▶ **How to complete this task**: Look through the lines below for the word "Sponge", and copy every line that has it.

----- The records -----

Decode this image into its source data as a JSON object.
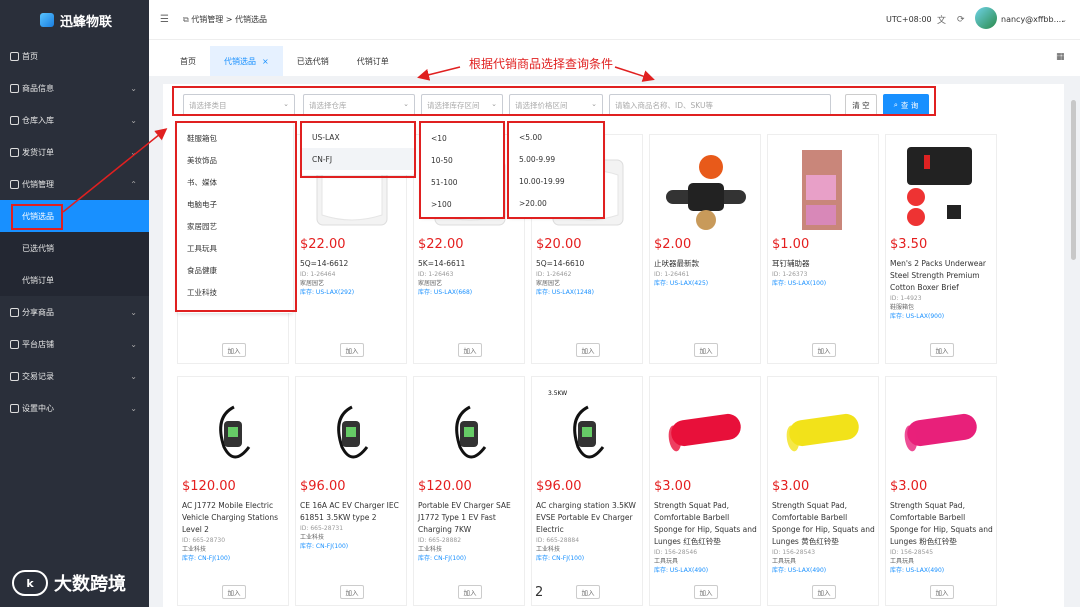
{
  "app": {
    "name": "迅蜂物联"
  },
  "sidebar": {
    "items": [
      {
        "label": "首页"
      },
      {
        "label": "商品信息"
      },
      {
        "label": "仓库入库"
      },
      {
        "label": "发货订单"
      },
      {
        "label": "代销管理"
      },
      {
        "label": "代销选品"
      },
      {
        "label": "已选代销"
      },
      {
        "label": "代销订单"
      },
      {
        "label": "分享商品"
      },
      {
        "label": "平台店铺"
      },
      {
        "label": "交易记录"
      },
      {
        "label": "设置中心"
      }
    ]
  },
  "topbar": {
    "breadcrumb_parent": "代销管理",
    "breadcrumb_sep": ">",
    "breadcrumb_current": "代销选品",
    "timezone": "UTC+08:00",
    "user": "nancy@xffbb...."
  },
  "tabs": [
    {
      "label": "首页"
    },
    {
      "label": "代销选品"
    },
    {
      "label": "已选代销"
    },
    {
      "label": "代销订单"
    }
  ],
  "annotation": "根据代销商品选择查询条件",
  "filters": {
    "category_placeholder": "请选择类目",
    "warehouse_placeholder": "请选择仓库",
    "stock_placeholder": "请选择库存区间",
    "price_placeholder": "请选择价格区间",
    "search_placeholder": "请输入商品名称、ID、SKU等",
    "clear_label": "清 空",
    "query_label": "查 询"
  },
  "dropdowns": {
    "categories": [
      "鞋服箱包",
      "美妆饰品",
      "书、媒体",
      "电脑电子",
      "家居园艺",
      "工具玩具",
      "食品健康",
      "工业科技"
    ],
    "warehouses": [
      "US-LAX",
      "CN-FJ"
    ],
    "stock_ranges": [
      "<10",
      "10-50",
      "51-100",
      ">100"
    ],
    "price_ranges": [
      "<5.00",
      "5.00-9.99",
      "10.00-19.99",
      ">20.00"
    ]
  },
  "add_label": "加入",
  "products_row1": [
    {
      "price": "",
      "title": "",
      "id": "",
      "cat": "",
      "stock": ""
    },
    {
      "price": "$22.00",
      "title": "5Q=14-6612",
      "id": "ID: 1-26464",
      "cat": "家居园艺",
      "stock": "库存: US-LAX(292)"
    },
    {
      "price": "$22.00",
      "title": "5K=14-6611",
      "id": "ID: 1-26463",
      "cat": "家居园艺",
      "stock": "库存: US-LAX(668)"
    },
    {
      "price": "$20.00",
      "title": "5Q=14-6610",
      "id": "ID: 1-26462",
      "cat": "家居园艺",
      "stock": "库存: US-LAX(1248)"
    },
    {
      "price": "$2.00",
      "title": "止吠器最新款",
      "id": "ID: 1-26461",
      "cat": "",
      "stock": "库存: US-LAX(425)"
    },
    {
      "price": "$1.00",
      "title": "耳钉辅助器",
      "id": "ID: 1-26373",
      "cat": "",
      "stock": "库存: US-LAX(100)"
    },
    {
      "price": "$3.50",
      "title": "Men's 2 Packs Underwear Steel Strength Premium Cotton Boxer Brief",
      "id": "ID: 1-4923",
      "cat": "鞋服箱包",
      "stock": "库存: US-LAX(900)"
    }
  ],
  "products_row2": [
    {
      "price": "$120.00",
      "title": "AC J1772 Mobile Electric Vehicle Charging Stations Level 2",
      "id": "ID: 665-28730",
      "cat": "工业科技",
      "stock": "库存: CN-FJ(100)"
    },
    {
      "price": "$96.00",
      "title": "CE 16A AC EV Charger IEC 61851 3.5KW type 2",
      "id": "ID: 665-28731",
      "cat": "工业科技",
      "stock": "库存: CN-FJ(100)"
    },
    {
      "price": "$120.00",
      "title": "Portable EV Charger SAE J1772 Type 1 EV Fast Charging 7KW",
      "id": "ID: 665-28882",
      "cat": "工业科技",
      "stock": "库存: CN-FJ(100)"
    },
    {
      "price": "$96.00",
      "title": "AC charging station 3.5KW EVSE Portable Ev Charger Electric",
      "id": "ID: 665-28884",
      "cat": "工业科技",
      "stock": "库存: CN-FJ(100)"
    },
    {
      "price": "$3.00",
      "title": "Strength Squat Pad, Comfortable Barbell Sponge for Hip, Squats and Lunges 红色红铃垫",
      "id": "ID: 156-28546",
      "cat": "工具玩具",
      "stock": "库存: US-LAX(490)"
    },
    {
      "price": "$3.00",
      "title": "Strength Squat Pad, Comfortable Barbell Sponge for Hip, Squats and Lunges 黄色红铃垫",
      "id": "ID: 156-28543",
      "cat": "工具玩具",
      "stock": "库存: US-LAX(490)"
    },
    {
      "price": "$3.00",
      "title": "Strength Squat Pad, Comfortable Barbell Sponge for Hip, Squats and Lunges 粉色红铃垫",
      "id": "ID: 156-28545",
      "cat": "工具玩具",
      "stock": "库存: US-LAX(490)"
    }
  ],
  "charger_labels": {
    "c1": "3.5KW",
    "c2": "CE(Rohs)"
  },
  "page_number": "2",
  "watermark": {
    "logo": "k",
    "text": "大数跨境"
  },
  "colors": {
    "accent": "#1890ff",
    "price": "#e41e1e",
    "annotation": "#e02020"
  }
}
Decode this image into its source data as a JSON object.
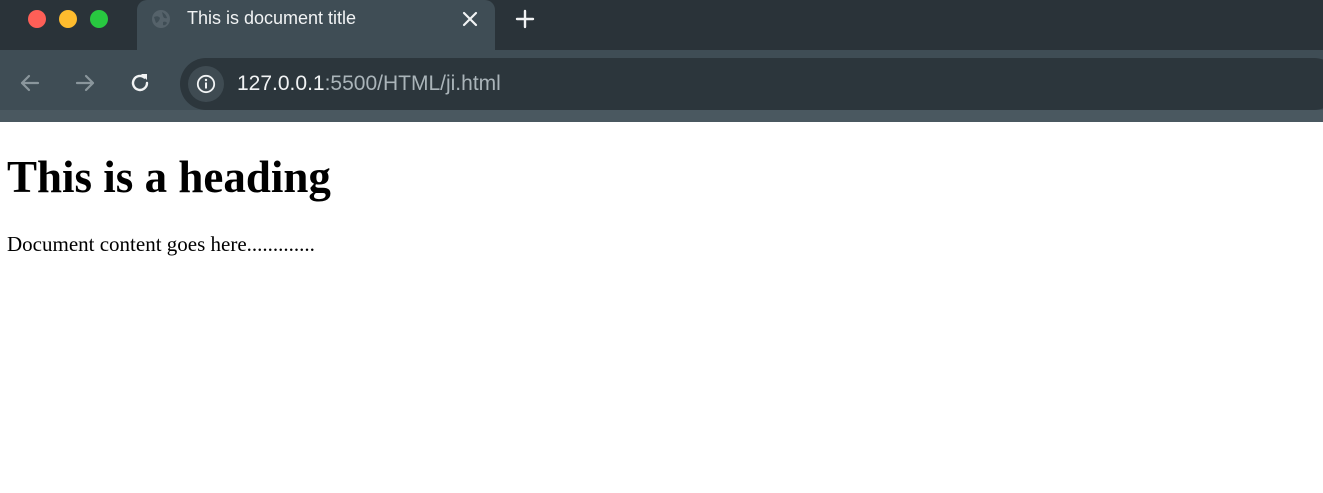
{
  "window": {
    "controls": [
      "close",
      "minimize",
      "zoom"
    ],
    "colors": {
      "close": "#fe5f57",
      "minimize": "#febc2e",
      "zoom": "#28c840"
    }
  },
  "tab": {
    "title": "This is document title",
    "favicon_icon": "globe-icon",
    "close_icon": "close-icon"
  },
  "new_tab_icon": "plus-icon",
  "toolbar": {
    "back_icon": "arrow-left-icon",
    "forward_icon": "arrow-right-icon",
    "reload_icon": "reload-icon",
    "site_info_icon": "info-icon"
  },
  "address_bar": {
    "host": "127.0.0.1",
    "path": ":5500/HTML/ji.html"
  },
  "page": {
    "heading": "This is a heading",
    "content": "Document content goes here............."
  }
}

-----

▶ **Solved problem**:
      "title": "Strength Squat Pad, Comfortable Barbell Sponge for Hip, Squats and Lunges 红色红铃垫",
      "title": "Strength Squat Pad, Comfortable Barbell Sponge for Hip, Squats and Lunges 黄色红铃垫",
      "title": "Strength Squat Pad, Comfortable Barbell Sponge for Hip, Squats and Lunges 粉色红铃垫",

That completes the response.